In the upcoming horror thriller “The Devil Below” from director Brad Parker an abandoned Appalachian mining town holds a dark and deadly secret. Back in the 1970s the tight community of Shookum Hills was decimated by what was ruled an “environmental disaster”. As a result the town burned to the ground and as many as 1,000 miners and their family members vanished. Now it’s as if the town and the events that occurred there has been wiped off the map and from everyone’s memory.
Parker has spent most of his film career working as a digital artist and special effects supervisor. His only other directorial effort was 2012’s “Chernobyl Diaries”, a not-so-good horror film built around an intriguing premise and an eerie setting. Similarly “The Devil Below” has a setting that grabs you and Parker soaks his film in atmosphere. And while it does stumble with a couple of head-scratching character choices and some all-to-familiar genre moments, there’s more than enough mystery and fleet-footed tension to keep things fun and entertaining.
Will Patton has turned into one of my favorite character actors – always reliable and well-tuned to whatever movie he’s in. Just last year he brought a great presence to two of my favorite 2020 films, “Minari” and “Blood on Her Name”. Here he appears in the prologue as Paul, a foreman for the Shookum Hills Mining Company. In a brief but well shot opening, we see him lose his son to something (emphasis on THING) from deep inside the mine. Wounded and incapacitated by the creature, all Paul can do is helplessly listen to the screams of his son from the depths below.

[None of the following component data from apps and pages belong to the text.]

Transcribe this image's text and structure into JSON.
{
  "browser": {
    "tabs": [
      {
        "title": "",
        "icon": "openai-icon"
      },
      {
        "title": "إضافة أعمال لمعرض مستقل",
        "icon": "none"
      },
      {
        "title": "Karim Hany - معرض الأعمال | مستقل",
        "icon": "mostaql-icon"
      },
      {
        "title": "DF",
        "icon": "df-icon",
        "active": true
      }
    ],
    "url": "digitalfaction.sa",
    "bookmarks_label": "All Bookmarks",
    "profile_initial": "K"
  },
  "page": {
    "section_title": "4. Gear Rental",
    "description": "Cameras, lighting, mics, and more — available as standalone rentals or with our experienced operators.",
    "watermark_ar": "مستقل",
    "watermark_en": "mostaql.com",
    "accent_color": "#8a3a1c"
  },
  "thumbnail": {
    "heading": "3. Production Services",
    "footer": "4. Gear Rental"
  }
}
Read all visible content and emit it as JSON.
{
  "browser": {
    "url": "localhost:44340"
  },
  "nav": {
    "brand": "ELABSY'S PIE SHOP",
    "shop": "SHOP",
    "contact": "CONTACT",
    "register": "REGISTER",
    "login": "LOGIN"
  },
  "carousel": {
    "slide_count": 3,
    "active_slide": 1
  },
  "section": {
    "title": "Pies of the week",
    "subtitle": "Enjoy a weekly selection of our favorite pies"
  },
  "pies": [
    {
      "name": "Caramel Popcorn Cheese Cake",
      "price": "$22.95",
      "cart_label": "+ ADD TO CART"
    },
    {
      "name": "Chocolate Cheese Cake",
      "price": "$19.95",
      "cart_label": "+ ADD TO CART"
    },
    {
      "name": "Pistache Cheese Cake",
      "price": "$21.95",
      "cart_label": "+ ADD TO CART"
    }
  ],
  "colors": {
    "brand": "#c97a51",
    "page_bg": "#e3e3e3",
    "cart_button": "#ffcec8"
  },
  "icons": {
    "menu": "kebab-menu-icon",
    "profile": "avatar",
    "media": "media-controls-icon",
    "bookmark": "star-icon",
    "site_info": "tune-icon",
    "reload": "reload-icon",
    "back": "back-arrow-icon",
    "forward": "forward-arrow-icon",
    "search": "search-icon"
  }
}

Jump ahead to current day and we’re introduced to Ariana (Alicia Sanz), a strictly business expedition guide who scouts out hard-to-find locations and leads her paying clients to their destinations. She’s hired by Darren (Adan Canto), an Oxford-funded leader of a research team anxious to uncover what really happened at Shookum Hills. Darren is a man of science who scoffs at anything that can’t be logically explained. This causes him to butt heads with team member Shawn (Chinaza Uche), a geologist and the one member of the group who embraces the possibility of the supernatural. Other team members are Terry (Jonathan Sadowski), an annoying but skilled tech guy and Jamie (Zach Avery) who handles the vaguely defined “security services”.
Parker takes his time setting things up, spending much of the first thirty minutes or so building up atmosphere and setting the film’s tone. That’s helped immensely by DP Morgan Susser’s camera and the foreboding score of Nima Fakhrara. These early scenes follow the team as they venture deep into the Appalachian hills led by Ariana who believes she’s narrowed down the location of the now uncharted ghost town. They get no help from the cryptic locals, the kind who clearly know more than they want to share. Among them is Patton’s Paul. “I want them gone“, he grumbles about the nosy out-of-towners. “No matter what it takes.”
Of course the researchers don’t heed the advice of the locals, eventually finding their way to the hull of Shookum Hills. They hilariously miss evidence that the town may not be so vacant (burning kerosene lanterns, mowed green grass, etc.) and they press on until they find the mine and disturb the ghastly secret that lies deep within it. What follows is a pretty familiar survival horror formula – a group running for their lives and being picked off one-by-one. But the story is kept interesting through its brisk pacing and Parker’s ability to not only build tension but sustain it. It’s also helped by some of his visual choices. The grainy night vision and occasional handheld camera sometimes make things hard to decipher, but he nicely utilizes the setting and captures a steady sense of claustrophobia in the second half that’s pretty harrowing.
“The Devil Below” is very much a genre film which both helps and hurts. But overall Parker along with screenwriters Stefan Jaworski and Eric Scherbarth have their own vision and they hit their target, delivering a moody and absorbing horror-thriller that keeps you locked in from start to finish. Good performances fill out the under 90-minute runtime, keeping our focus forward and leaving little time to question the logic of what we’re seeing. It does leave some of the characters too thinly sketched, but the story has just enough grit and suspense to keep things entertaining. “The Devil Below” premieres March 5th is select theaters and on VOD.
VERDICT- 3.5 STARS